MYRTLE BEACH — Cool and wet weather combined to keep tourists away from the Grand Strand in April.


The Sun News of Myrtle Beach reports lodging occupancy and average daily rates were down from the same period a year ago. Tourism trackers were expecting a slight increase.


Taylor Damonte of Coastal Carolina University’s Clay Brittain Jr. Center for Resort Tourism said weather plays more of a role during the spring and fall because there’s more spur-of-the-moment travel.


“The temperature was down and precipitation was higher. During the spring and the fall of the year, there is a statistical relationship between the weather forecast and the occupancy, Damonte said “(Potential) visitors get up on Monday morning, look at the forecast and if it’s a 100 percent chance of rain, they don’t come.”

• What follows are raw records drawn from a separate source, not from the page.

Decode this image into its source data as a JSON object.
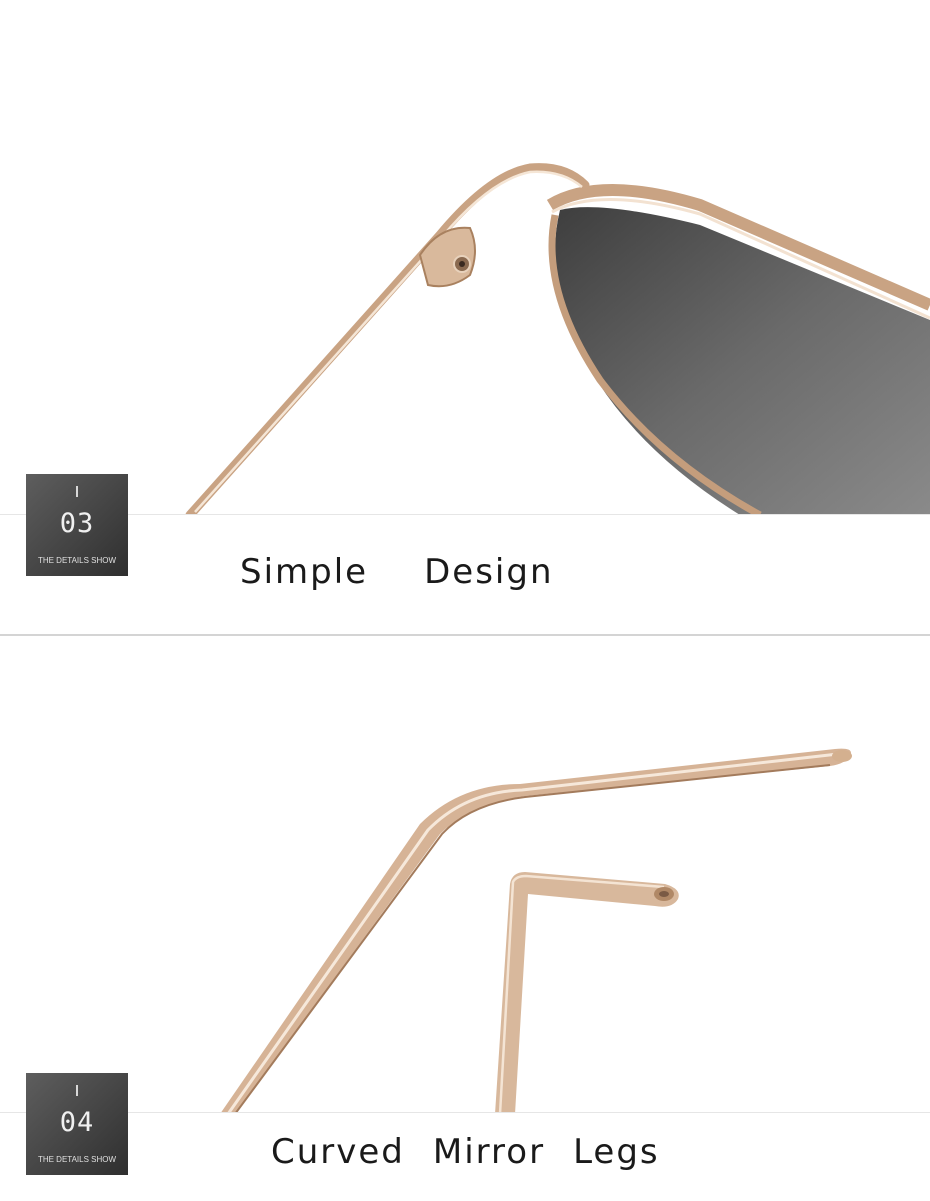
{
  "details": [
    {
      "number": "03",
      "subtitle": "THE DETAILS SHOW",
      "caption_words": [
        "Simple",
        "Design"
      ]
    },
    {
      "number": "04",
      "subtitle": "THE DETAILS SHOW",
      "caption_words": [
        "Curved",
        "Mirror",
        "Legs"
      ]
    }
  ],
  "colors": {
    "gold_frame": "#c9a383",
    "lens_gray": "#5a5a5a",
    "badge_bg": "#454545",
    "caption_text": "#1a1a1a"
  }
}
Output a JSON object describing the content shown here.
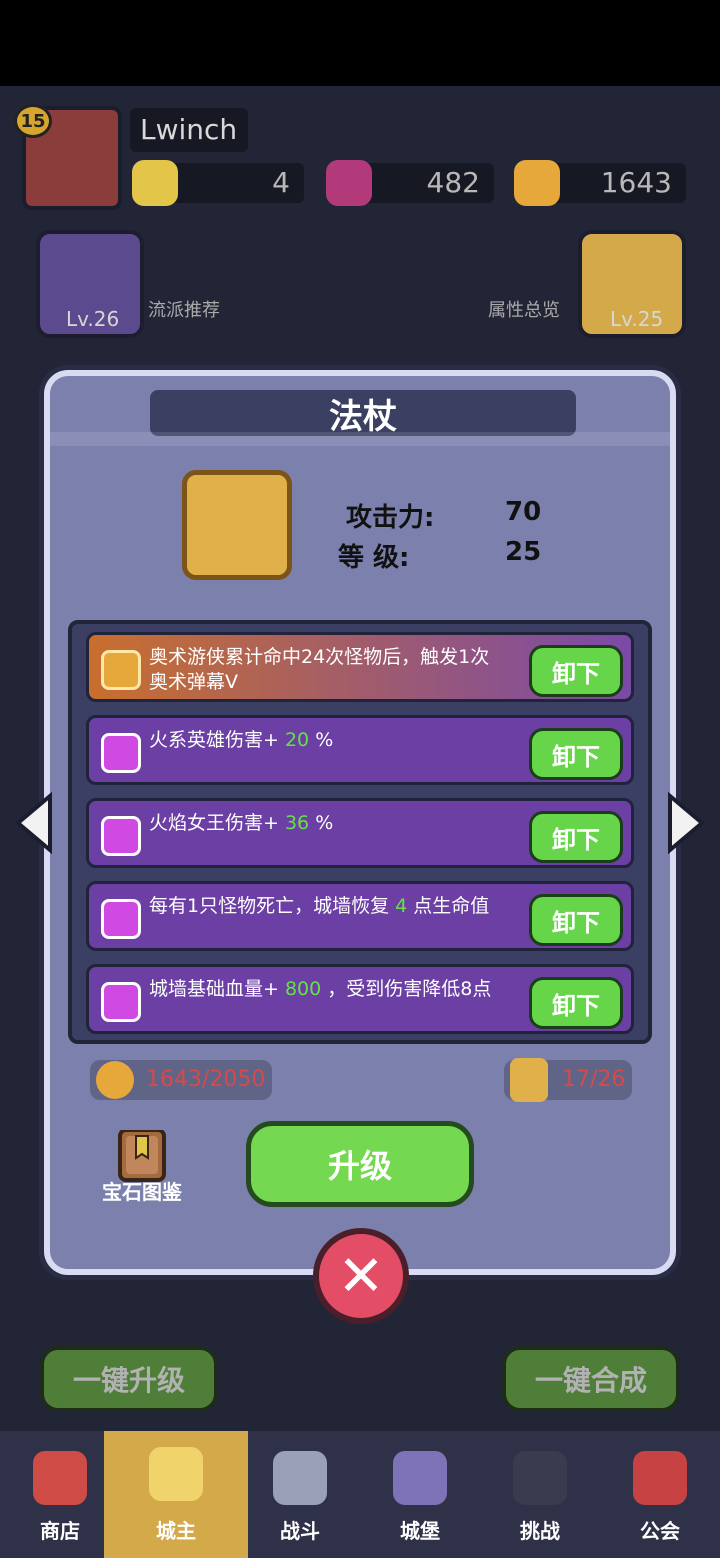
{
  "hud": {
    "level": "15",
    "player_name": "Lwinch",
    "resources": [
      {
        "icon": "gold-gem-icon",
        "value": "4"
      },
      {
        "icon": "purple-gem-icon",
        "value": "482"
      },
      {
        "icon": "coin-icon",
        "value": "1643"
      }
    ]
  },
  "side": {
    "left_card": {
      "level": "Lv.26",
      "label": "流派推荐"
    },
    "right_card": {
      "level": "Lv.25",
      "label": "属性总览"
    }
  },
  "modal": {
    "title": "法杖",
    "stats": {
      "attack_label": "攻击力:",
      "attack_value": "70",
      "level_label": "等  级:",
      "level_value": "25"
    },
    "abilities": [
      {
        "text_prefix": "奥术游侠累计命中24次怪物后，触发1次奥术弹幕V",
        "text_value": "",
        "text_suffix": "",
        "button": "卸下",
        "icon_color": "#e7a83b"
      },
      {
        "text_prefix": "火系英雄伤害+",
        "text_value": "20",
        "text_suffix": "%",
        "button": "卸下",
        "icon_color": "#d049e2"
      },
      {
        "text_prefix": "火焰女王伤害+",
        "text_value": "36",
        "text_suffix": "%",
        "button": "卸下",
        "icon_color": "#d049e2"
      },
      {
        "text_prefix": "每有1只怪物死亡，城墙恢复",
        "text_value": "4",
        "text_suffix": "点生命值",
        "button": "卸下",
        "icon_color": "#d049e2"
      },
      {
        "text_prefix": "城墙基础血量+",
        "text_value": "800",
        "text_suffix": "，受到伤害降低8点",
        "button": "卸下",
        "icon_color": "#d049e2"
      }
    ],
    "resource_left": "1643/2050",
    "resource_right": "17/26",
    "gem_book_label": "宝石图鉴",
    "upgrade_button": "升级"
  },
  "bottom_buttons": {
    "left": "一键升级",
    "right": "一键合成"
  },
  "tabs": [
    "商店",
    "城主",
    "战斗",
    "城堡",
    "挑战",
    "公会"
  ]
}
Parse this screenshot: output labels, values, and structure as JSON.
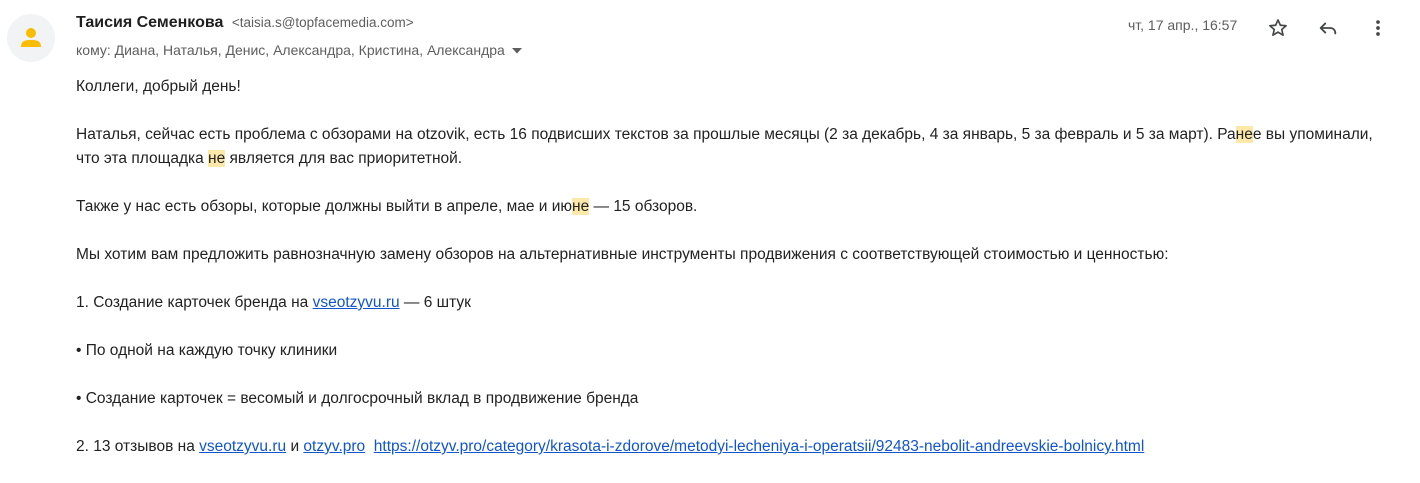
{
  "header": {
    "sender_name": "Таисия Семенкова",
    "sender_email": "<taisia.s@topfacemedia.com>",
    "recipients": "кому: Диана, Наталья, Денис, Александра, Кристина, Александра",
    "date": "чт, 17 апр., 16:57"
  },
  "icons": {
    "avatar": "person-avatar-icon",
    "recipients_toggle": "caret-down-icon",
    "star": "star-outline-icon",
    "reply": "reply-arrow-icon",
    "more": "vertical-dots-icon"
  },
  "colors": {
    "highlight": "#fce8a8",
    "link": "#1155cc"
  },
  "body": {
    "greeting": "Коллеги, добрый день!",
    "p2": {
      "a": "Наталья, сейчас есть проблема с обзорами на otzovik, есть 16 подвисших текстов за прошлые месяцы (2 за декабрь, 4 за январь, 5 за февраль и 5 за март). Ра",
      "hl1": "не",
      "b": "е вы упоминали, что эта площадка ",
      "hl2": "не",
      "c": " является для вас приоритетной."
    },
    "p3": {
      "a": "Также у нас есть обзоры, которые должны выйти в апреле, мае и ию",
      "hl": "не",
      "b": " — 15 обзоров."
    },
    "p4": "Мы хотим вам предложить равнозначную замену обзоров на альтернативные инструменты продвижения с соответствующей стоимостью и ценностью:",
    "p5": {
      "a": "1. Создание карточек бренда на ",
      "link": "vseotzyvu.ru",
      "b": " — 6 штук"
    },
    "p6": "• По одной на каждую точку клиники",
    "p7": "• Создание карточек = весомый и долгосрочный вклад в продвижение бренда",
    "p8": {
      "a": "2. 13 отзывов на ",
      "link1": "vseotzyvu.ru",
      "b": " и ",
      "link2": "otzyv.pro",
      "link3": "https://otzyv.pro/category/krasota-i-zdorove/metodyi-lecheniya-i-operatsii/92483-nebolit-andreevskie-bolnicy.html"
    }
  }
}
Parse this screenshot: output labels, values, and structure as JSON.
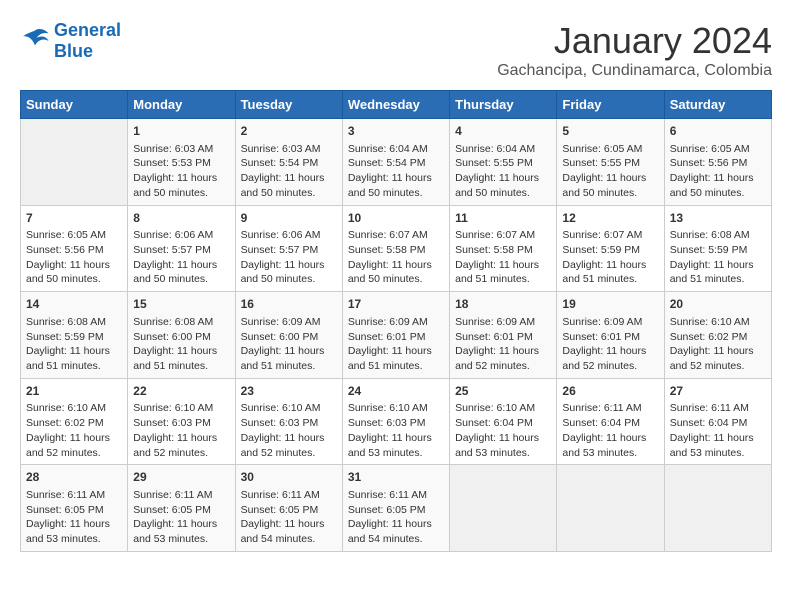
{
  "header": {
    "logo_line1": "General",
    "logo_line2": "Blue",
    "month": "January 2024",
    "location": "Gachancipa, Cundinamarca, Colombia"
  },
  "weekdays": [
    "Sunday",
    "Monday",
    "Tuesday",
    "Wednesday",
    "Thursday",
    "Friday",
    "Saturday"
  ],
  "weeks": [
    [
      {
        "day": "",
        "info": ""
      },
      {
        "day": "1",
        "info": "Sunrise: 6:03 AM\nSunset: 5:53 PM\nDaylight: 11 hours\nand 50 minutes."
      },
      {
        "day": "2",
        "info": "Sunrise: 6:03 AM\nSunset: 5:54 PM\nDaylight: 11 hours\nand 50 minutes."
      },
      {
        "day": "3",
        "info": "Sunrise: 6:04 AM\nSunset: 5:54 PM\nDaylight: 11 hours\nand 50 minutes."
      },
      {
        "day": "4",
        "info": "Sunrise: 6:04 AM\nSunset: 5:55 PM\nDaylight: 11 hours\nand 50 minutes."
      },
      {
        "day": "5",
        "info": "Sunrise: 6:05 AM\nSunset: 5:55 PM\nDaylight: 11 hours\nand 50 minutes."
      },
      {
        "day": "6",
        "info": "Sunrise: 6:05 AM\nSunset: 5:56 PM\nDaylight: 11 hours\nand 50 minutes."
      }
    ],
    [
      {
        "day": "7",
        "info": "Sunrise: 6:05 AM\nSunset: 5:56 PM\nDaylight: 11 hours\nand 50 minutes."
      },
      {
        "day": "8",
        "info": "Sunrise: 6:06 AM\nSunset: 5:57 PM\nDaylight: 11 hours\nand 50 minutes."
      },
      {
        "day": "9",
        "info": "Sunrise: 6:06 AM\nSunset: 5:57 PM\nDaylight: 11 hours\nand 50 minutes."
      },
      {
        "day": "10",
        "info": "Sunrise: 6:07 AM\nSunset: 5:58 PM\nDaylight: 11 hours\nand 50 minutes."
      },
      {
        "day": "11",
        "info": "Sunrise: 6:07 AM\nSunset: 5:58 PM\nDaylight: 11 hours\nand 51 minutes."
      },
      {
        "day": "12",
        "info": "Sunrise: 6:07 AM\nSunset: 5:59 PM\nDaylight: 11 hours\nand 51 minutes."
      },
      {
        "day": "13",
        "info": "Sunrise: 6:08 AM\nSunset: 5:59 PM\nDaylight: 11 hours\nand 51 minutes."
      }
    ],
    [
      {
        "day": "14",
        "info": "Sunrise: 6:08 AM\nSunset: 5:59 PM\nDaylight: 11 hours\nand 51 minutes."
      },
      {
        "day": "15",
        "info": "Sunrise: 6:08 AM\nSunset: 6:00 PM\nDaylight: 11 hours\nand 51 minutes."
      },
      {
        "day": "16",
        "info": "Sunrise: 6:09 AM\nSunset: 6:00 PM\nDaylight: 11 hours\nand 51 minutes."
      },
      {
        "day": "17",
        "info": "Sunrise: 6:09 AM\nSunset: 6:01 PM\nDaylight: 11 hours\nand 51 minutes."
      },
      {
        "day": "18",
        "info": "Sunrise: 6:09 AM\nSunset: 6:01 PM\nDaylight: 11 hours\nand 52 minutes."
      },
      {
        "day": "19",
        "info": "Sunrise: 6:09 AM\nSunset: 6:01 PM\nDaylight: 11 hours\nand 52 minutes."
      },
      {
        "day": "20",
        "info": "Sunrise: 6:10 AM\nSunset: 6:02 PM\nDaylight: 11 hours\nand 52 minutes."
      }
    ],
    [
      {
        "day": "21",
        "info": "Sunrise: 6:10 AM\nSunset: 6:02 PM\nDaylight: 11 hours\nand 52 minutes."
      },
      {
        "day": "22",
        "info": "Sunrise: 6:10 AM\nSunset: 6:03 PM\nDaylight: 11 hours\nand 52 minutes."
      },
      {
        "day": "23",
        "info": "Sunrise: 6:10 AM\nSunset: 6:03 PM\nDaylight: 11 hours\nand 52 minutes."
      },
      {
        "day": "24",
        "info": "Sunrise: 6:10 AM\nSunset: 6:03 PM\nDaylight: 11 hours\nand 53 minutes."
      },
      {
        "day": "25",
        "info": "Sunrise: 6:10 AM\nSunset: 6:04 PM\nDaylight: 11 hours\nand 53 minutes."
      },
      {
        "day": "26",
        "info": "Sunrise: 6:11 AM\nSunset: 6:04 PM\nDaylight: 11 hours\nand 53 minutes."
      },
      {
        "day": "27",
        "info": "Sunrise: 6:11 AM\nSunset: 6:04 PM\nDaylight: 11 hours\nand 53 minutes."
      }
    ],
    [
      {
        "day": "28",
        "info": "Sunrise: 6:11 AM\nSunset: 6:05 PM\nDaylight: 11 hours\nand 53 minutes."
      },
      {
        "day": "29",
        "info": "Sunrise: 6:11 AM\nSunset: 6:05 PM\nDaylight: 11 hours\nand 53 minutes."
      },
      {
        "day": "30",
        "info": "Sunrise: 6:11 AM\nSunset: 6:05 PM\nDaylight: 11 hours\nand 54 minutes."
      },
      {
        "day": "31",
        "info": "Sunrise: 6:11 AM\nSunset: 6:05 PM\nDaylight: 11 hours\nand 54 minutes."
      },
      {
        "day": "",
        "info": ""
      },
      {
        "day": "",
        "info": ""
      },
      {
        "day": "",
        "info": ""
      }
    ]
  ]
}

Average lodging occupancy and rates for the six weeks from March 24 through May 4 were down significantly compared to the same six-week period in 2012. Hotel and condotel occupancy was down 8.5 percent, while average daily rates were off 3.6 percent. Vacation rental properties were down 5.8 percent, and rental rates fell 10 percent.


The upcoming weeks don’t show much promise, bringing uncertainty into the summer tourism outlook and hinting that there might be more issues negatively influencing travel than just the weather. Reservations for vacation rental properties don’t show improvement – comparing a week this year to the same week last year -- until mid-June, Damonte said.


“So I just don’t know what the rest of the summer will bring at this point,” he said. “We believe weather played a role this spring but there may be other macroeconomic factors and other consumer factors. So we will just have to wait and see.”


Some properties still were able to stay about even in April compared to April 2012, but admit their numbers would have been better if the weather had cooperated. Bad weather tends to keep the last-minute bookers and weekend visitors away.


“Weather has definitely had a hindrance on business for sure,” said Don Hovis with Springmaid Beach Resort in Myrtle Beach.


But not all the weekends were a bust. For example, the beach was busy during the St. Patrick’s Day weekend in March, which featured the usual holiday celebrations as well as cheerleaders for a competition and more than 3,000 car enthusiasts for the Pee Dee Street Rodders 25th Anniversary Run to the Sun show.